Researchers at the Universities of Manchester and York compared the rates of deaths at the start of the pandemic with deaths expected according to historical trends. They found that deaths were unequally distributed, both geographically and socioeconomically.
The study has been published in The Lancet Regional Health – Europe.
Regional death rates
The highest excess mortality rates in England and Wales were in the West Midlands, the North East, and the North West. The lowest rates were in the South West of England and Wales.
There were 62,321 excess deaths in England and Wales in the first 30 weeks of the pandemic. Of these, 46,221 were attributable to respiratory causes, including COVID-19, and 16,100 to other causes. Only 78 excess deaths per 100,000 people occurred in the South West of England and in Wales; 130 per 100,000 occurred in the West Midlands. Additionally, 93 excess deaths per 100,000 people occurred in the most affluent fifth of areas, compared to 124 per 100,000 in the most deprived.
Professor Evan Kontopantelis, a data scientist from The University of Manchester who led the study, said: “Our analysis provides a comprehensive picture of excess deaths during the first 30 weeks of pandemic, including major causes both related and unrelated to COVID-19 infection.
“The models demonstrate that the COVID-19 pandemic has caused many more deaths than would have been expected during the same time period.
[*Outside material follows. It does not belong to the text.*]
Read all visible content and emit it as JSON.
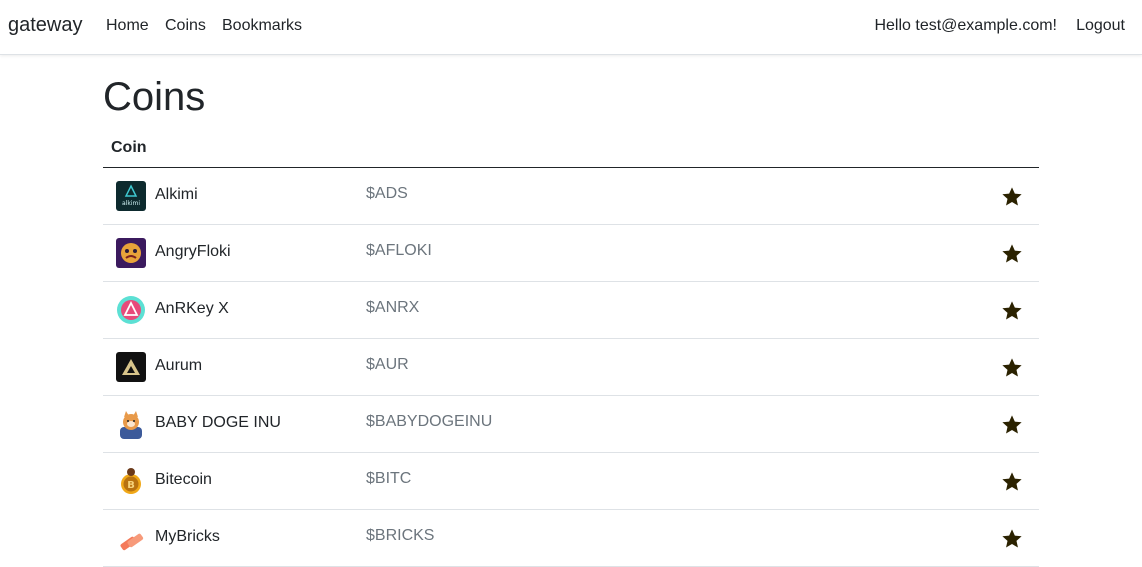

But for England and Wales, these deaths were not evenly distributed across the population, with rates varying markedly by region, and between deprived and less deprived neighbourhoods.”
The analysis was carried out using Office of National Statistics weekly mortality data from December 2014 to October 2020 for England and Wales.
In England and Wales, a fifth of excess deaths during the first wave of the pandemic – from 7 March to 8 May 2020 – were attributable to causes other than COVID-19.
Delayed responses to acute health conditions and exacerbations of pre-existing health conditions led to substantial increases in mortality for cardiovascular disease, diabetes and other conditions. However, mortality rates for some health conditions, including other infectious respiratory diseases, fell.
Variation in rates
The researchers say the variation in rates reflects population susceptibility, in terms of age and pre-existing disease as well as local factors such as housing density, transport infrastructure, and air quality.
The researchers also acknowledge that a population’s occupational mix and ability, and willingness to engage in public health measures such as social distancing, and the capacity and quality of local public health, social, and healthcare services, could play a part.
Professor Doran, from the Department of Health Sciences at the University of York and senior author of the study, added: “These results emphasise that regional and socioeconomic variations are relevant to decisions about future pandemic planning, including current and future phases of vaccination roll-out.
“Immediate and longer-term recovery planning for communities and their health and social services should reflect historical disparities, as well as the COVID-19 related patterns described in this study.”